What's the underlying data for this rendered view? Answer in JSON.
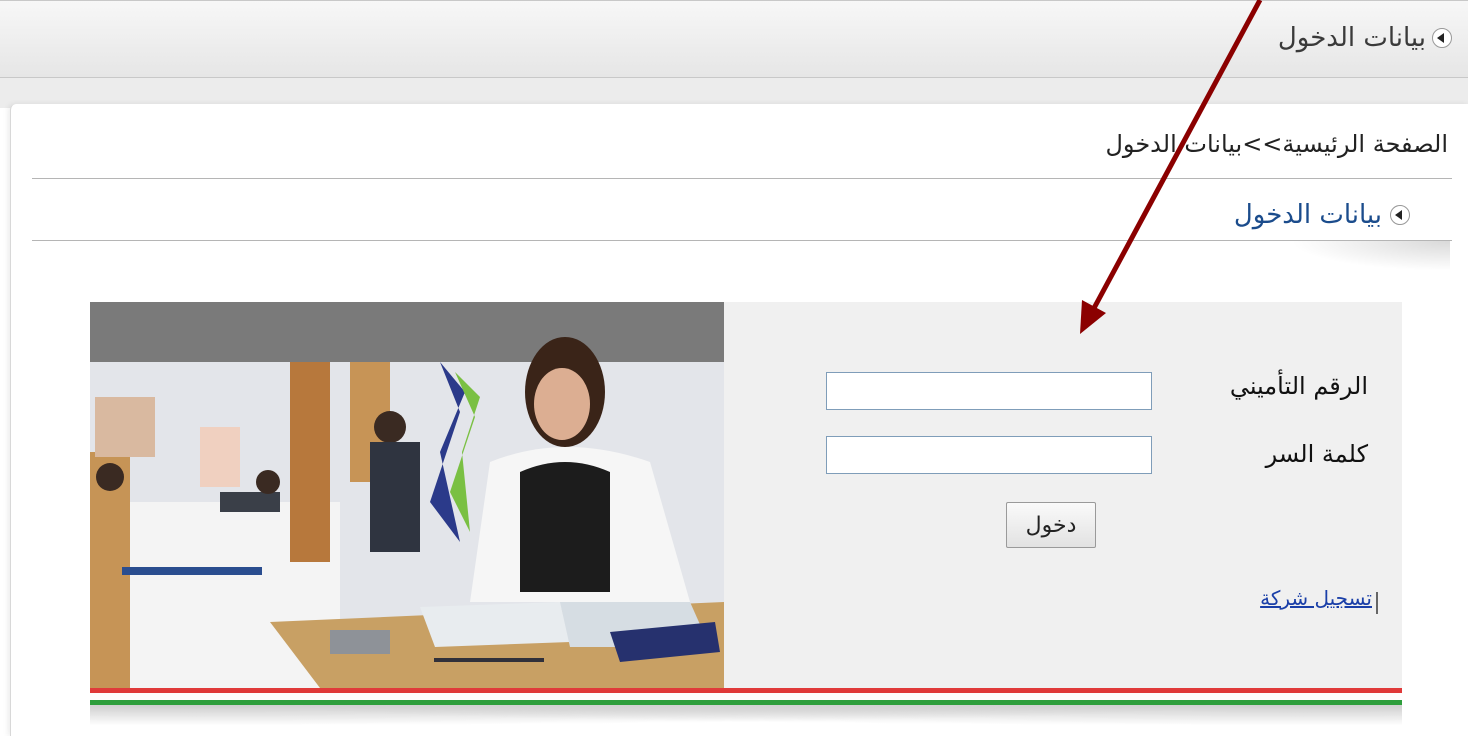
{
  "header": {
    "title": "بيانات الدخول"
  },
  "breadcrumb": {
    "home": "الصفحة الرئيسية",
    "separator": ">>",
    "current": "بيانات الدخول"
  },
  "section": {
    "title": "بيانات الدخول"
  },
  "form": {
    "insurance_number_label": "الرقم التأميني",
    "insurance_number_value": "",
    "password_label": "كلمة السر",
    "password_value": "",
    "login_button": "دخول",
    "register_link": "تسجيل شركة"
  },
  "colors": {
    "accent_blue": "#1b4c8c",
    "link": "#1a3fa8",
    "stripe_red": "#e03a3a",
    "stripe_green": "#2e9e3c",
    "annotation_arrow": "#8b0000"
  },
  "icons": {
    "section_marker": "left-arrow-circle-icon"
  }
}
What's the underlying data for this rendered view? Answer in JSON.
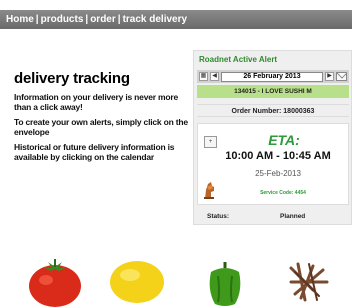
{
  "nav": {
    "items": [
      {
        "label": "Home"
      },
      {
        "label": "products"
      },
      {
        "label": "order"
      },
      {
        "label": "track delivery"
      }
    ],
    "separator": "|"
  },
  "intro": {
    "heading": "delivery tracking",
    "paragraphs": [
      "Information on your delivery is never more than a click away!",
      "To create your own alerts, simply click on the envelope",
      "Historical or future delivery information is available by clicking on the calendar"
    ]
  },
  "alert": {
    "title": "Roadnet Active Alert",
    "prev_label": "◀",
    "next_label": "▶",
    "date": "26 February 2013",
    "customer": "134015 - I LOVE SUSHI M",
    "order_number": "Order Number: 18000363",
    "expand_label": "+",
    "eta_label": "ETA:",
    "eta_range": "10:00 AM - 10:45 AM",
    "eta_date": "25-Feb-2013",
    "service_code": "Service Code: 4454",
    "status_label": "Status:",
    "status_value": "Planned"
  },
  "colors": {
    "nav_bg": "#7a7a7a",
    "alert_title": "#2f8a2f",
    "customer_bar": "#b8df8a",
    "eta": "#2e9a3a"
  },
  "icons": [
    "truck-icon",
    "calendar-icon",
    "envelope-icon",
    "expand-icon"
  ],
  "produce": [
    "tomato",
    "lemon",
    "green-pepper",
    "dried-spice"
  ]
}
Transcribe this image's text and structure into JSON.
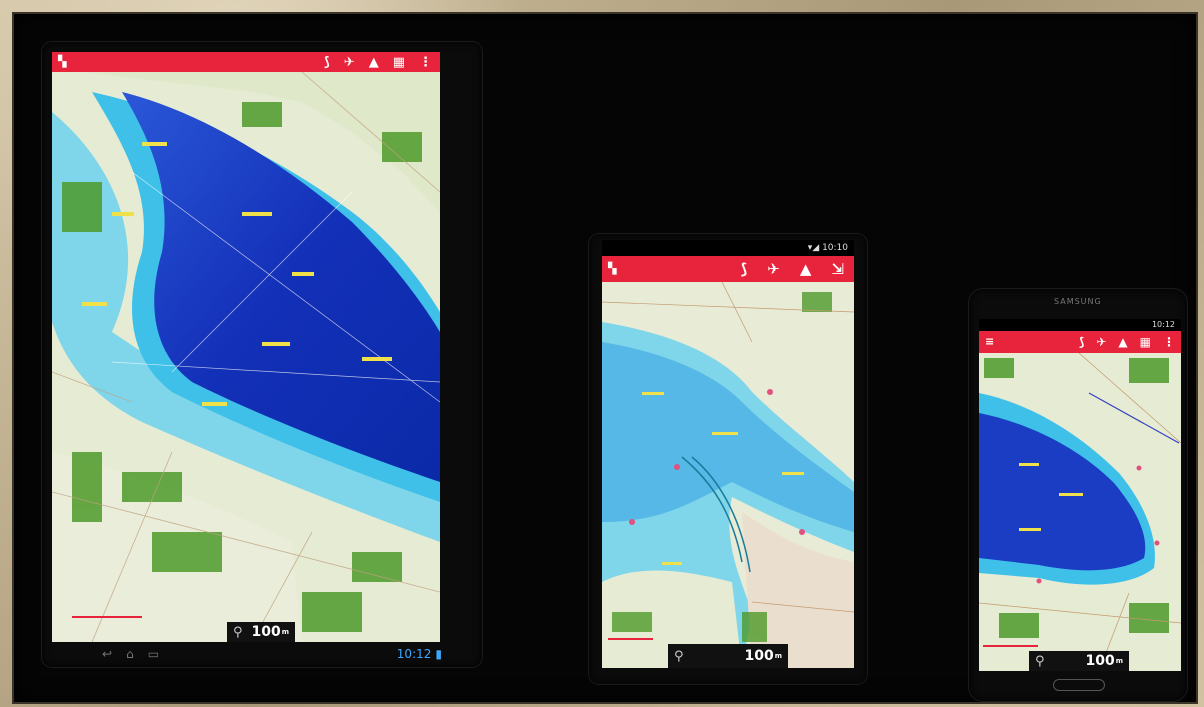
{
  "devices": {
    "tablet": {
      "app_icons": [
        "route-icon",
        "pin-icon",
        "road-icon",
        "layers-icon",
        "menu-dots-icon"
      ],
      "glyphs": [
        "⟆",
        "✈",
        "▲",
        "▦",
        "⋮"
      ],
      "zoom_value": "100",
      "zoom_unit": "m",
      "clock": "10:12"
    },
    "phone_mid": {
      "status_time": "10:10",
      "app_icons": [
        "route-icon",
        "pin-icon",
        "road-icon",
        "export-icon"
      ],
      "glyphs": [
        "⟆",
        "✈",
        "▲",
        "⇲"
      ],
      "zoom_value": "100",
      "zoom_unit": "m"
    },
    "phone_small": {
      "brand": "SAMSUNG",
      "status_time": "10:12",
      "app_icons": [
        "route-icon",
        "pin-icon",
        "road-icon",
        "layers-icon",
        "menu-dots-icon"
      ],
      "glyphs": [
        "⟆",
        "✈",
        "▲",
        "▦",
        "⋮"
      ],
      "zoom_value": "100",
      "zoom_unit": "m"
    }
  },
  "colors": {
    "accent": "#e8243c",
    "deep_water": "#1330b8",
    "shallow_water": "#3fc0e8",
    "land": "#e6ebd3",
    "forest": "#4e9a2a"
  }
}
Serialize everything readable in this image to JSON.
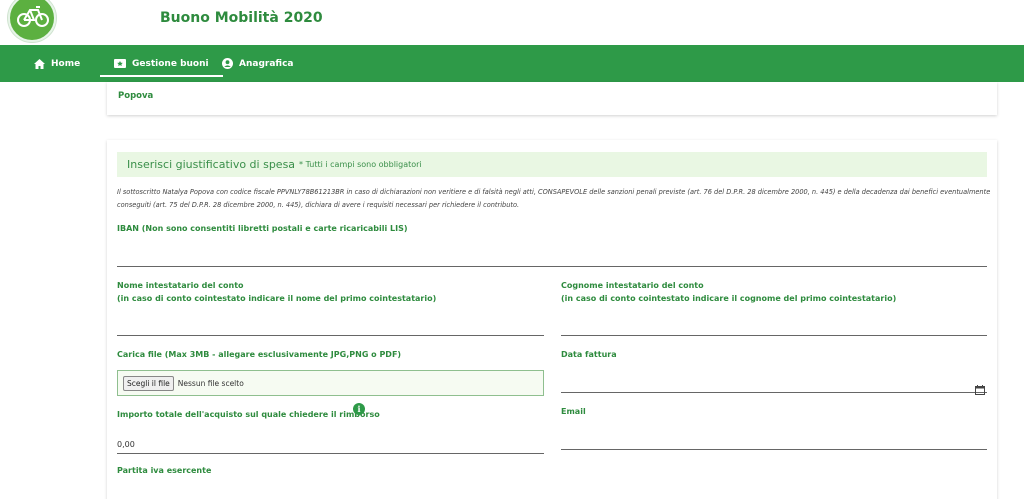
{
  "app": {
    "title": "Buono Mobilità 2020",
    "logo_icon": "bicycle-icon"
  },
  "colors": {
    "brand_green": "#2e9a48",
    "label_green": "#2e8b3e",
    "header_bg": "#e9f7e3"
  },
  "nav": {
    "items": [
      {
        "label": "Home",
        "icon": "home-icon"
      },
      {
        "label": "Gestione buoni",
        "icon": "ticket-icon",
        "active": true
      },
      {
        "label": "Anagrafica",
        "icon": "user-circle-icon"
      }
    ]
  },
  "top_card": {
    "surname_value": "Popova"
  },
  "form": {
    "section_title": "Inserisci giustificativo di spesa",
    "section_note": "* Tutti i campi sono obbligatori",
    "declaration": "Il sottoscritto Natalya Popova con codice fiscale PPVNLY78B61213BR in caso di dichiarazioni non veritiere e di falsità negli atti, CONSAPEVOLE delle sanzioni penali previste (art. 76 del D.P.R. 28 dicembre 2000, n. 445) e della decadenza dai benefici eventualmente conseguiti (art. 75 del D.P.R. 28 dicembre 2000, n. 445), dichiara di avere i requisiti necessari per richiedere il contributo.",
    "iban_label": "IBAN (Non sono consentiti libretti postali e carte ricaricabili LIS)",
    "iban_value": "",
    "nome_label": "Nome intestatario del conto",
    "nome_sublabel": "(in caso di conto cointestato indicare il nome del primo cointestatario)",
    "nome_value": "",
    "cognome_label": "Cognome intestatario del conto",
    "cognome_sublabel": "(in caso di conto cointestato indicare il cognome del primo cointestatario)",
    "cognome_value": "",
    "file_label": "Carica file (Max 3MB - allegare esclusivamente JPG,PNG o PDF)",
    "file_button": "Scegli il file",
    "file_status": "Nessun file scelto",
    "data_fattura_label": "Data fattura",
    "data_fattura_value": "",
    "importo_label": "Importo totale dell'acquisto sul quale chiedere il rimborso",
    "importo_value": "0,00",
    "email_label": "Email",
    "email_value": "",
    "partita_iva_label": "Partita iva esercente"
  }
}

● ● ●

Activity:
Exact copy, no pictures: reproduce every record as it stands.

Solved exercise:
What's the underlying data for this rendered view? Answer in JSON.
{
  "header": {
    "title": "بيانات الدخول"
  },
  "breadcrumb": {
    "home": "الصفحة الرئيسية",
    "separator": ">>",
    "current": "بيانات الدخول"
  },
  "section": {
    "title": "بيانات الدخول"
  },
  "form": {
    "insurance_number_label": "الرقم التأميني",
    "insurance_number_value": "",
    "password_label": "كلمة السر",
    "password_value": "",
    "login_button": "دخول",
    "register_link": "تسجيل شركة"
  },
  "colors": {
    "accent_blue": "#1b4c8c",
    "link": "#1a3fa8",
    "stripe_red": "#e03a3a",
    "stripe_green": "#2e9e3c",
    "annotation_arrow": "#8b0000"
  },
  "icons": {
    "section_marker": "left-arrow-circle-icon"
  }
}
What's the underlying data for this rendered view? Answer in JSON.
{
  "nav": {
    "items": [
      {
        "label": "Home"
      },
      {
        "label": "products"
      },
      {
        "label": "order"
      },
      {
        "label": "track delivery"
      }
    ],
    "separator": "|"
  },
  "intro": {
    "heading": "delivery tracking",
    "paragraphs": [
      "Information on your delivery is never more than a click away!",
      "To create your own alerts, simply click on the envelope",
      "Historical or future delivery information is available by clicking on the calendar"
    ]
  },
  "alert": {
    "title": "Roadnet Active Alert",
    "prev_label": "◀",
    "next_label": "▶",
    "date": "26 February 2013",
    "customer": "134015 - I LOVE SUSHI M",
    "order_number": "Order Number: 18000363",
    "expand_label": "+",
    "eta_label": "ETA:",
    "eta_range": "10:00 AM - 10:45 AM",
    "eta_date": "25-Feb-2013",
    "service_code": "Service Code: 4454",
    "status_label": "Status:",
    "status_value": "Planned"
  },
  "colors": {
    "nav_bg": "#7a7a7a",
    "alert_title": "#2f8a2f",
    "customer_bar": "#b8df8a",
    "eta": "#2e9a3a"
  },
  "icons": [
    "truck-icon",
    "calendar-icon",
    "envelope-icon",
    "expand-icon"
  ],
  "produce": [
    "tomato",
    "lemon",
    "green-pepper",
    "dried-spice"
  ]
}
Transcribe this image's text and structure into JSON.
{
  "devices": {
    "tablet": {
      "app_icons": [
        "route-icon",
        "pin-icon",
        "road-icon",
        "layers-icon",
        "menu-dots-icon"
      ],
      "glyphs": [
        "⟆",
        "✈",
        "▲",
        "▦",
        "⋮"
      ],
      "zoom_value": "100",
      "zoom_unit": "m",
      "clock": "10:12"
    },
    "phone_mid": {
      "status_time": "10:10",
      "app_icons": [
        "route-icon",
        "pin-icon",
        "road-icon",
        "export-icon"
      ],
      "glyphs": [
        "⟆",
        "✈",
        "▲",
        "⇲"
      ],
      "zoom_value": "100",
      "zoom_unit": "m"
    },
    "phone_small": {
      "brand": "SAMSUNG",
      "status_time": "10:12",
      "app_icons": [
        "route-icon",
        "pin-icon",
        "road-icon",
        "layers-icon",
        "menu-dots-icon"
      ],
      "glyphs": [
        "⟆",
        "✈",
        "▲",
        "▦",
        "⋮"
      ],
      "zoom_value": "100",
      "zoom_unit": "m"
    }
  },
  "colors": {
    "accent": "#e8243c",
    "deep_water": "#1330b8",
    "shallow_water": "#3fc0e8",
    "land": "#e6ebd3",
    "forest": "#4e9a2a"
  }
}
Serialize everything readable in this image to JSON.
{
  "app": {
    "title": "Buono Mobilità 2020",
    "logo_icon": "bicycle-icon"
  },
  "colors": {
    "brand_green": "#2e9a48",
    "label_green": "#2e8b3e",
    "header_bg": "#e9f7e3"
  },
  "nav": {
    "items": [
      {
        "label": "Home",
        "icon": "home-icon"
      },
      {
        "label": "Gestione buoni",
        "icon": "ticket-icon",
        "active": true
      },
      {
        "label": "Anagrafica",
        "icon": "user-circle-icon"
      }
    ]
  },
  "top_card": {
    "surname_value": "Popova"
  },
  "form": {
    "section_title": "Inserisci giustificativo di spesa",
    "section_note": "* Tutti i campi sono obbligatori",
    "declaration": "Il sottoscritto Natalya Popova con codice fiscale PPVNLY78B61213BR in caso di dichiarazioni non veritiere e di falsità negli atti, CONSAPEVOLE delle sanzioni penali previste (art. 76 del D.P.R. 28 dicembre 2000, n. 445) e della decadenza dai benefici eventualmente conseguiti (art. 75 del D.P.R. 28 dicembre 2000, n. 445), dichiara di avere i requisiti necessari per richiedere il contributo.",
    "iban_label": "IBAN (Non sono consentiti libretti postali e carte ricaricabili LIS)",
    "iban_value": "",
    "nome_label": "Nome intestatario del conto",
    "nome_sublabel": "(in caso di conto cointestato indicare il nome del primo cointestatario)",
    "nome_value": "",
    "cognome_label": "Cognome intestatario del conto",
    "cognome_sublabel": "(in caso di conto cointestato indicare il cognome del primo cointestatario)",
    "cognome_value": "",
    "file_label": "Carica file (Max 3MB - allegare esclusivamente JPG,PNG o PDF)",
    "file_button": "Scegli il file",
    "file_status": "Nessun file scelto",
    "data_fattura_label": "Data fattura",
    "data_fattura_value": "",
    "importo_label": "Importo totale dell'acquisto sul quale chiedere il rimborso",
    "importo_value": "0,00",
    "email_label": "Email",
    "email_value": "",
    "partita_iva_label": "Partita iva esercente"
  }
}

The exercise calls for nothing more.